In fact, when it comes to trash talking, Hardy is practically a PH.D. on the subject.
"I try to intimidate my opponent before we even play," he says with a smile. "So I'll ask what kind of (paddle) they use. And I'll say 'Oh, I use the Primorac 2000. It's the same one Werner Schlager uses on the tour.'"
Then he watches the blood drain from their faces.
"And they just kind of go 'Oh, no, I'm not at that level.'"
For the record, Werner Schlager is an Austrian pro once ranked No. 1 in the world. And the Butterfly Primorac 2000 is a high-performance paddle that retails for $150.
It's the paddle a rattled Arrieta went out and bought in the hope of getting better at the game after Hardy crushed him. But to add to the ignominy of his many Orioles challengers, Hardy now uses a $60 Butterfly Spatha.
Hardy and his younger brother, Logan, learned the game from their dad, Mark, a professional tennis player. There was a pingpong table in the garage of the family home in Arizona, and the boys started playing when J.J. was around 7.

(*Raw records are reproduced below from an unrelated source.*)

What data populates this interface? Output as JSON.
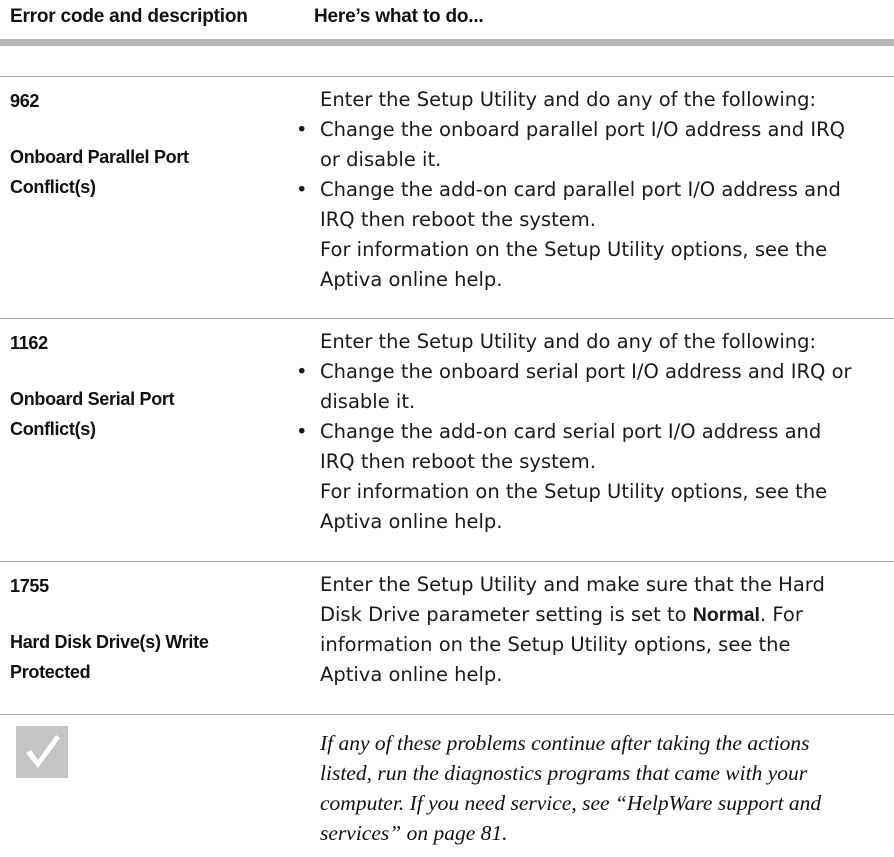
{
  "header": {
    "col_code": "Error code and description",
    "col_action": "Here’s what to do..."
  },
  "rows": [
    {
      "code": "962",
      "description_lines": [
        "Onboard Parallel Port",
        "Conflict(s)"
      ],
      "action_intro": "Enter the Setup Utility and do any of the following:",
      "bullets": [
        [
          "Change the onboard parallel port I/O address and IRQ",
          "or disable it."
        ],
        [
          "Change the add-on card parallel port I/O address and",
          "IRQ then reboot the system."
        ]
      ],
      "footer_lines": [
        "For information on the Setup Utility options, see the",
        "Aptiva online help."
      ]
    },
    {
      "code": "1162",
      "description_lines": [
        "Onboard Serial Port",
        "Conflict(s)"
      ],
      "action_intro": "Enter the Setup Utility and do any of the following:",
      "bullets": [
        [
          "Change the onboard serial port I/O address and IRQ or",
          "disable it."
        ],
        [
          "Change the add-on card serial port I/O address and",
          "IRQ then reboot the system."
        ]
      ],
      "footer_lines": [
        "For information on the Setup Utility options, see the",
        "Aptiva online help."
      ]
    },
    {
      "code": "1755",
      "description_lines": [
        "Hard Disk Drive(s) Write",
        "Protected"
      ],
      "action_lines": [
        [
          "Enter the Setup Utility and make sure that the Hard"
        ],
        [
          "Disk Drive parameter setting is set to ",
          "Normal",
          ". For"
        ],
        [
          "information on the Setup Utility options, see the"
        ],
        [
          "Aptiva online help."
        ]
      ]
    }
  ],
  "bullet_char": "•",
  "note": {
    "icon": "checkmark-icon",
    "lines": [
      "If any of these problems continue after taking the actions",
      "listed, run the diagnostics programs that came with your",
      "computer. If you need service, see “HelpWare support and",
      "services” on page 81."
    ]
  },
  "colors": {
    "header_rule": "#b7b7b7",
    "row_rule": "#a8a8a8",
    "note_icon_bg": "#c4c4c4"
  }
}
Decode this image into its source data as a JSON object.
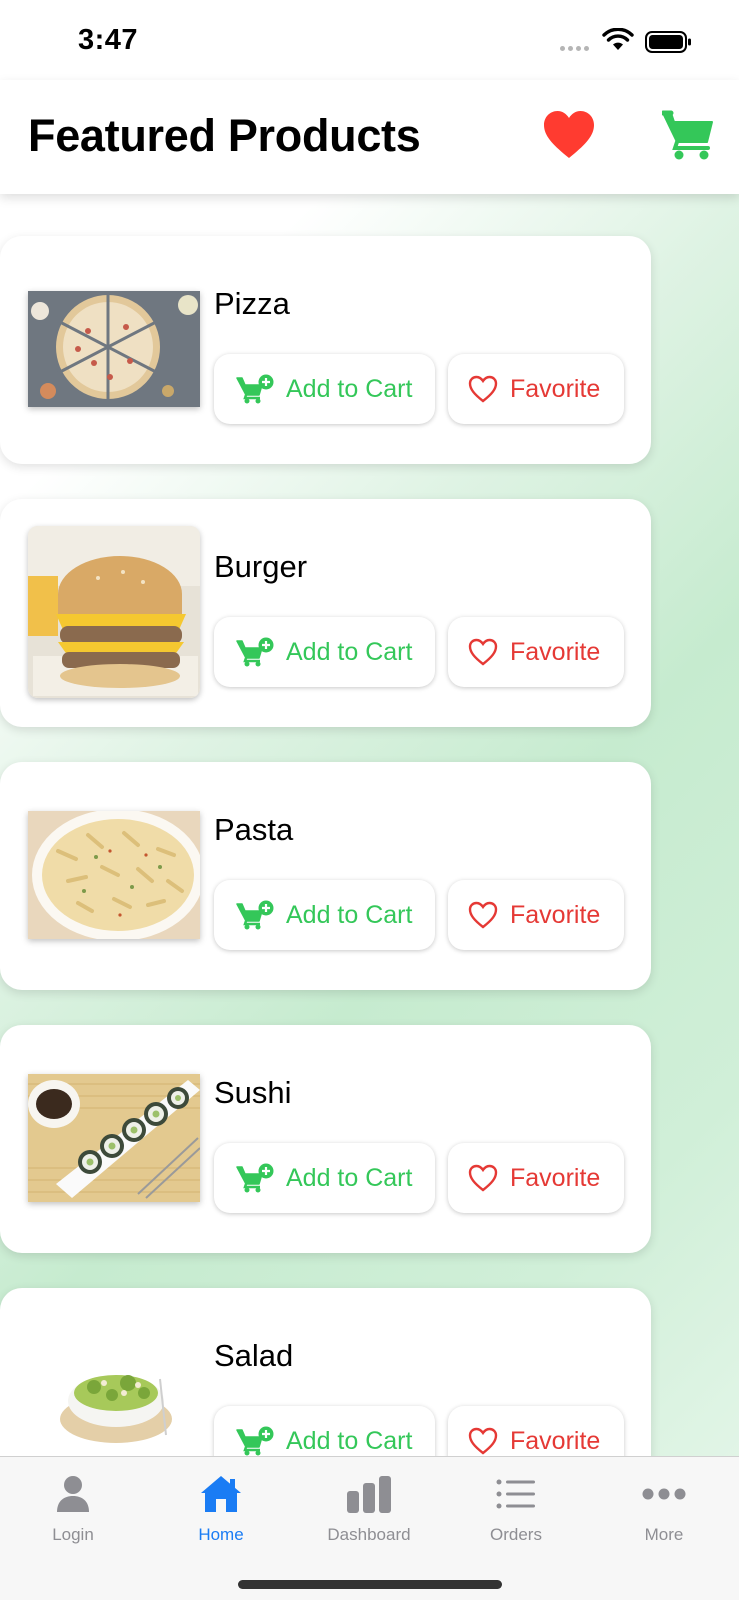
{
  "status": {
    "time": "3:47"
  },
  "header": {
    "title": "Featured Products",
    "favorites_icon": "heart-icon",
    "cart_icon": "cart-icon"
  },
  "colors": {
    "accent_green": "#34c759",
    "favorite_red": "#e53935",
    "active_tab": "#1a7cf4"
  },
  "products": [
    {
      "name": "Pizza",
      "add_label": "Add to Cart",
      "fav_label": "Favorite"
    },
    {
      "name": "Burger",
      "add_label": "Add to Cart",
      "fav_label": "Favorite"
    },
    {
      "name": "Pasta",
      "add_label": "Add to Cart",
      "fav_label": "Favorite"
    },
    {
      "name": "Sushi",
      "add_label": "Add to Cart",
      "fav_label": "Favorite"
    },
    {
      "name": "Salad",
      "add_label": "Add to Cart",
      "fav_label": "Favorite"
    }
  ],
  "tabs": [
    {
      "label": "Login",
      "icon": "person-icon",
      "active": false
    },
    {
      "label": "Home",
      "icon": "house-icon",
      "active": true
    },
    {
      "label": "Dashboard",
      "icon": "bar-chart-icon",
      "active": false
    },
    {
      "label": "Orders",
      "icon": "list-icon",
      "active": false
    },
    {
      "label": "More",
      "icon": "ellipsis-icon",
      "active": false
    }
  ]
}
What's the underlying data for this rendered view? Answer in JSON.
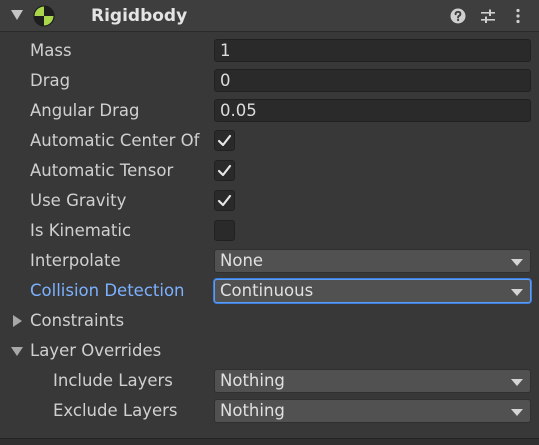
{
  "component": {
    "title": "Rigidbody",
    "icon": "rigidbody-icon",
    "header_icons": [
      "help-icon",
      "preset-settings-icon",
      "more-menu-icon"
    ]
  },
  "fields": {
    "mass": {
      "label": "Mass",
      "value": "1"
    },
    "drag": {
      "label": "Drag",
      "value": "0"
    },
    "angular_drag": {
      "label": "Angular Drag",
      "value": "0.05"
    },
    "automatic_center": {
      "label": "Automatic Center Of",
      "checked": true
    },
    "automatic_tensor": {
      "label": "Automatic Tensor",
      "checked": true
    },
    "use_gravity": {
      "label": "Use Gravity",
      "checked": true
    },
    "is_kinematic": {
      "label": "Is Kinematic",
      "checked": false
    },
    "interpolate": {
      "label": "Interpolate",
      "value": "None"
    },
    "collision_detection": {
      "label": "Collision Detection",
      "value": "Continuous"
    },
    "constraints": {
      "label": "Constraints",
      "expanded": false
    },
    "layer_overrides": {
      "label": "Layer Overrides",
      "expanded": true,
      "include_layers": {
        "label": "Include Layers",
        "value": "Nothing"
      },
      "exclude_layers": {
        "label": "Exclude Layers",
        "value": "Nothing"
      }
    }
  },
  "colors": {
    "background": "#383838",
    "header": "#3e3e3e",
    "focused_label": "#7cb1ff",
    "focus_outline": "#3b7fe0"
  }
}
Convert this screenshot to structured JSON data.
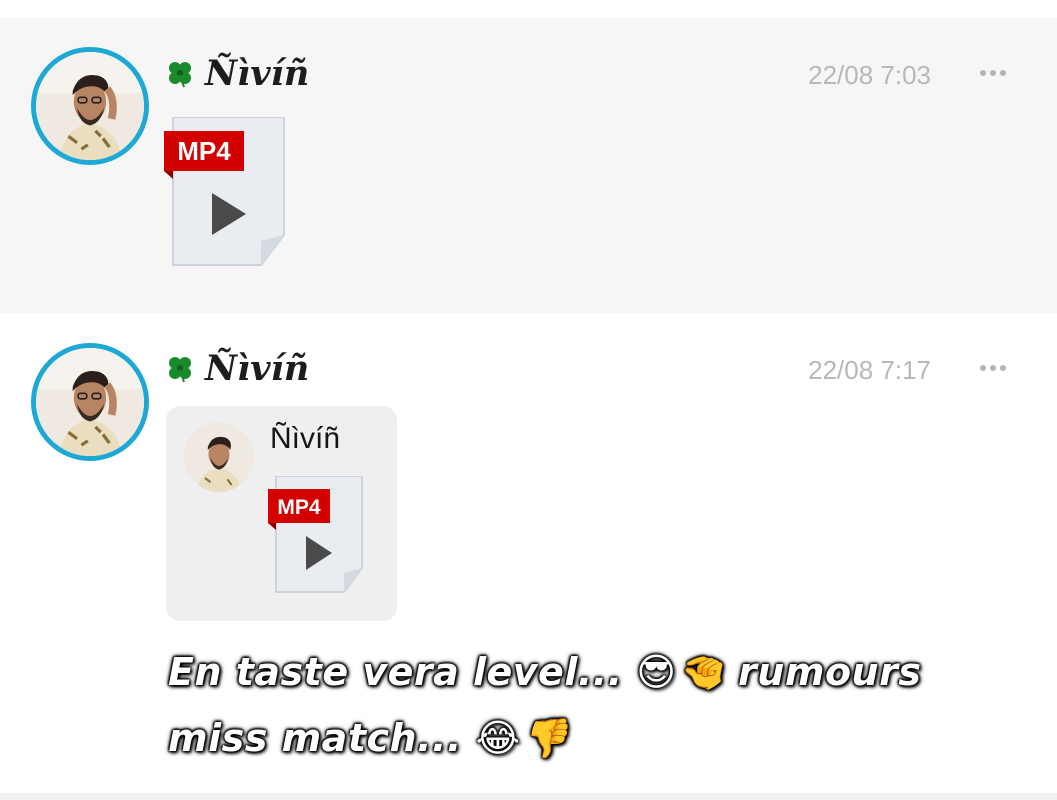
{
  "messages": [
    {
      "sender": "Ñìvíñ",
      "time": "22/08 7:03",
      "attachment": {
        "type_label": "MP4",
        "icon": "video-play-icon"
      }
    },
    {
      "sender": "Ñìvíñ",
      "time": "22/08 7:17",
      "quoted": {
        "sender": "Ñìvíñ",
        "attachment": {
          "type_label": "MP4",
          "icon": "video-play-icon"
        }
      },
      "caption": "En taste vera level... 😎🤏 rumours miss match... 😂👎"
    }
  ],
  "icons": {
    "sender_badge": "clover-icon",
    "more_actions": "more-options-icon"
  },
  "colors": {
    "avatar_ring": "#1ea8d6",
    "mp4_badge": "#d40000",
    "timestamp": "#b8b8b8"
  }
}
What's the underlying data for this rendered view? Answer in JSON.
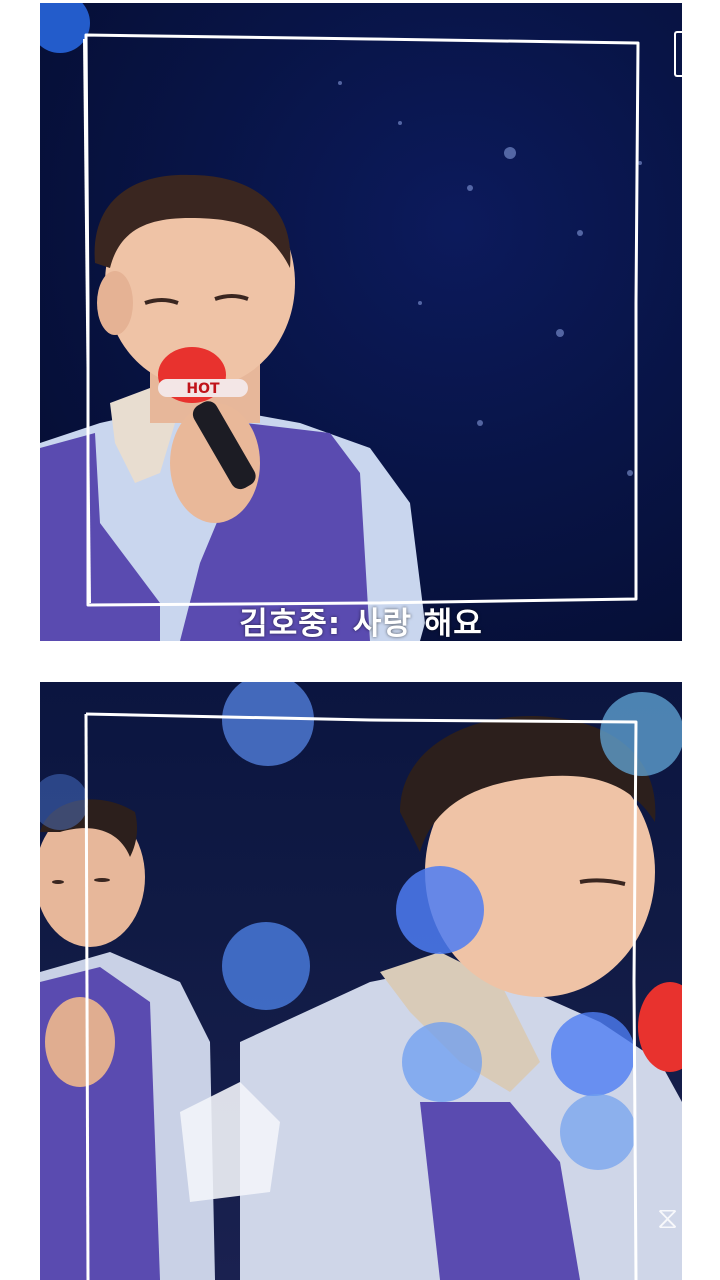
{
  "top_video": {
    "caption": "김호중: 사랑 해요",
    "mic_label": "HOT"
  },
  "bottom_video": {
    "watermark_icon": "capcut-logo-icon"
  },
  "colors": {
    "stage_blue": "#081446",
    "vest_purple": "#5a4bb0",
    "shirt_blue": "#c9d6ee",
    "bokeh_blue": "#5b8df0",
    "mic_red": "#e8322e"
  }
}
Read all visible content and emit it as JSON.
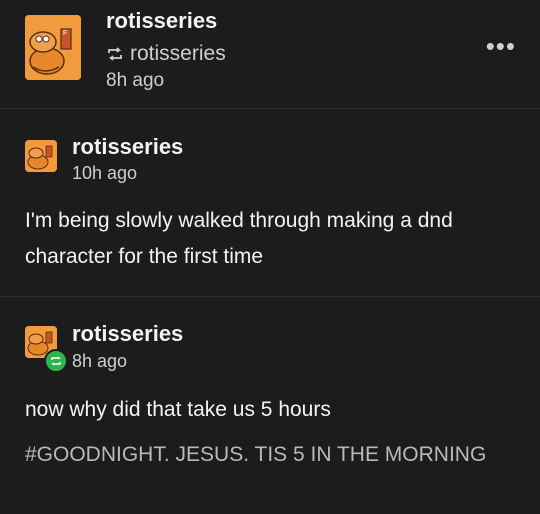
{
  "header": {
    "username": "rotisseries",
    "reblogged_from": "rotisseries",
    "time": "8h ago",
    "avatar_icon": "cartoon-cat-avatar",
    "reblog_icon": "reblog-icon",
    "more_icon": "more-options-icon",
    "more_label": "•••"
  },
  "posts": [
    {
      "username": "rotisseries",
      "time": "10h ago",
      "body": "I'm being slowly walked through making a dnd character for the first time"
    },
    {
      "username": "rotisseries",
      "time": "8h ago",
      "body": "now why did that take us 5 hours",
      "tags": "#GOODNIGHT. JESUS.  TIS 5 IN THE MORNING"
    }
  ],
  "colors": {
    "background": "#1c1c1c",
    "avatar_orange": "#f29b3c",
    "reblog_badge_green": "#2fb34a"
  }
}
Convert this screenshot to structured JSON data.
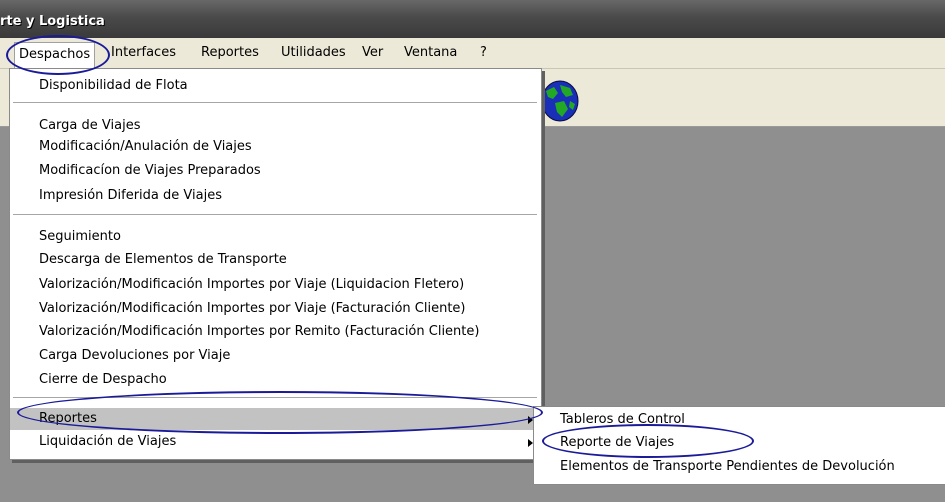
{
  "window": {
    "title": "rte y Logistica"
  },
  "menubar": {
    "items": [
      "Despachos",
      "Interfaces",
      "Reportes",
      "Utilidades",
      "Ver",
      "Ventana",
      "?"
    ]
  },
  "toolbar": {
    "icons": [
      "globe-icon"
    ]
  },
  "despachos_menu": {
    "group1": [
      "Disponibilidad de Flota"
    ],
    "group2": [
      "Carga de Viajes",
      "Modificación/Anulación de Viajes",
      "Modificacíon de Viajes Preparados",
      "Impresión Diferida de Viajes"
    ],
    "group3": [
      "Seguimiento",
      "Descarga de Elementos de Transporte",
      "Valorización/Modificación Importes por Viaje (Liquidacion Fletero)",
      "Valorización/Modificación Importes por Viaje (Facturación Cliente)",
      "Valorización/Modificación Importes por Remito (Facturación Cliente)",
      "Carga Devoluciones por Viaje",
      "Cierre de Despacho"
    ],
    "group4": [
      "Reportes",
      "Liquidación de Viajes"
    ]
  },
  "reportes_submenu": {
    "items": [
      "Tableros de Control",
      "Reporte de Viajes",
      "Elementos de Transporte Pendientes de Devolución"
    ]
  },
  "colors": {
    "annotation": "#1b1b9a",
    "highlight": "#c2c2c2",
    "menubar_bg": "#ece9d8",
    "workspace": "#8f8f8f"
  }
}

To make it interesting, Mark Hardy would use cell phones, bricks and frying pans as paddles. You don't think that gets into a kid's head. I can even beat you with a frying pan! How humiliating is that?
But it made J.J. and Logan burn to get better. They practiced constantly. J.J. didn't beat the old man until four or five years ago. But it doesn't sound like the moment was something out of "The Great Santini," some epic, coming-of-age triumph for the scrappy kid over a father too proud to acknowledge the passing of the torch.
"He's still good," J.J. says of his dad, now 60. "The fact that he can still beat my brother — but he can't beat me — shows you he's still got it."
Hardy says he doesn't play much pingpong during baseball season. The 162-game schedule grinds players down and it's important to get rest. And right now he's concentrating at the plate. He entered this weekend hitting .261.
But he's always on the look-out for his next game. He takes his paddle wherever he goes. And there's no shortage of ballplayers he might scare up for a game during a rain-out or when the season ends.
"(Andy) Sonnanstine in Tampa, people say 'You have to play him,'" Hardy says, referring to the Rays' veteran right-hander. "In Toronto, (catcher) J.P. Arencibiaand (third baseman) Brett Lawrie have both asked me how my ping-pong game is going. And Clay Kershaw is dominating the Dodgers clubhouse."
Hardy smiles and shakes his head softly.
So many poor fools who think they can beat him. So much trash-talking to do.
So little time.